# RECORDS:
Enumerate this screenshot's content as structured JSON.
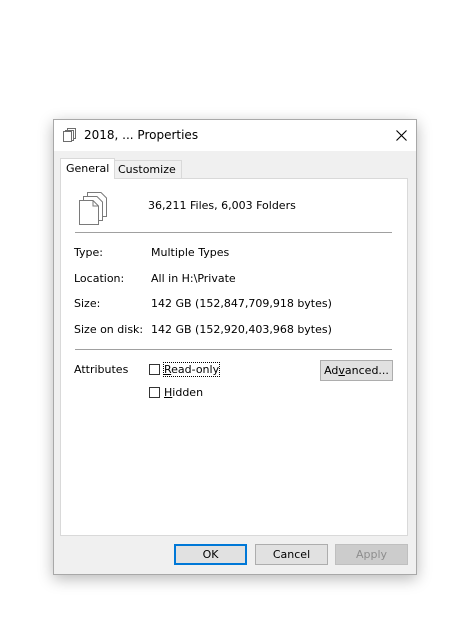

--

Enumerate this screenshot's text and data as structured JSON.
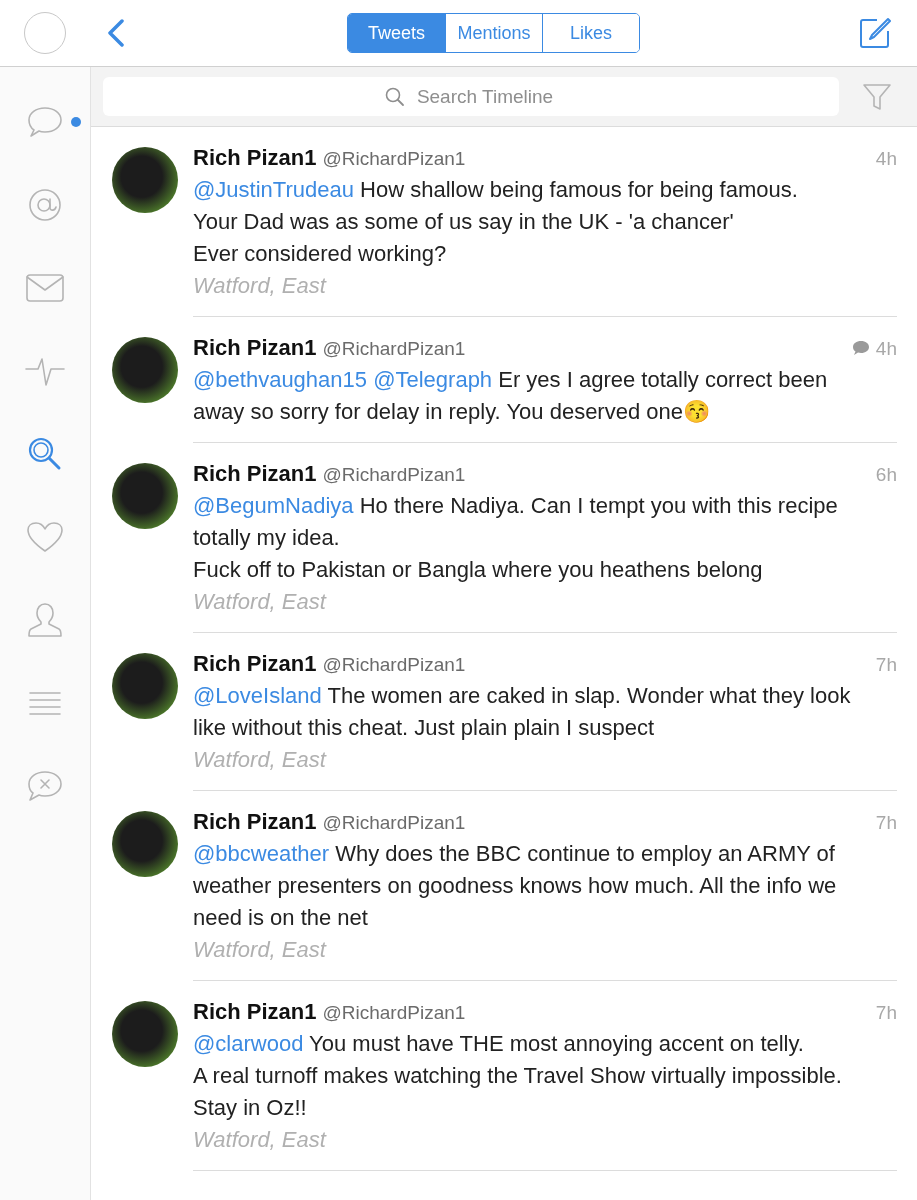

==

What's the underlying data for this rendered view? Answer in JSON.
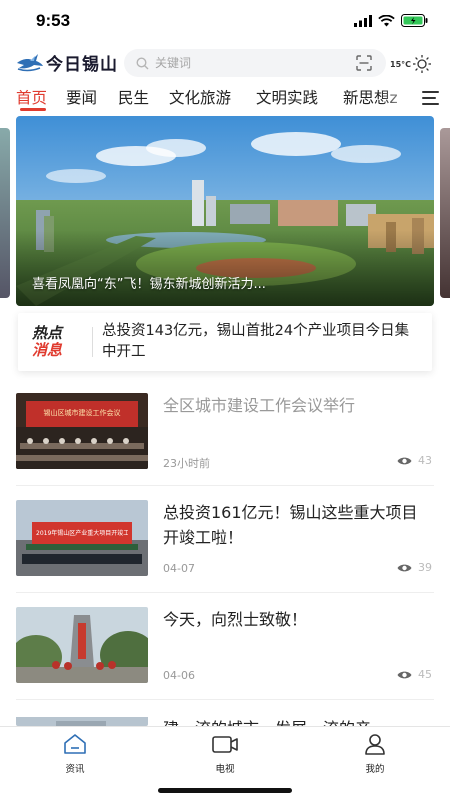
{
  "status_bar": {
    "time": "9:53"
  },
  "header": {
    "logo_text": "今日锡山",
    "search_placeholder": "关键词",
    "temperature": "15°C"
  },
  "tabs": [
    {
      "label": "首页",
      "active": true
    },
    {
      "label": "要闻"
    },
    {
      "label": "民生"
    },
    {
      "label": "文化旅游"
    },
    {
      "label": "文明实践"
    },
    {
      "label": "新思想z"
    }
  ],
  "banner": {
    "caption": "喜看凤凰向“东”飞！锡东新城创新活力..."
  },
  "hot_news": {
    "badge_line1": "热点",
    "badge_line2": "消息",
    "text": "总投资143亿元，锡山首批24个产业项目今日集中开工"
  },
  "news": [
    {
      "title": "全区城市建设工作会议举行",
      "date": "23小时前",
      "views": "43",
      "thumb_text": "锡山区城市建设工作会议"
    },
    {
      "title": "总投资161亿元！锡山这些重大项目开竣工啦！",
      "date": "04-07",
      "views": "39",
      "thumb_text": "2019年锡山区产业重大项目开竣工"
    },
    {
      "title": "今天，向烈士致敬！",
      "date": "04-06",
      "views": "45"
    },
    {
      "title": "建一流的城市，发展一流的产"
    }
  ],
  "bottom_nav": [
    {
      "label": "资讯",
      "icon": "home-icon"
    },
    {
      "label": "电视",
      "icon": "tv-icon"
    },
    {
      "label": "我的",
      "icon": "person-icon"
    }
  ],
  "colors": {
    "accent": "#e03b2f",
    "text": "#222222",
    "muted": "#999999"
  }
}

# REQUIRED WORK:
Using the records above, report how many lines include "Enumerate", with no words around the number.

# FINISHED EXERCISE:
2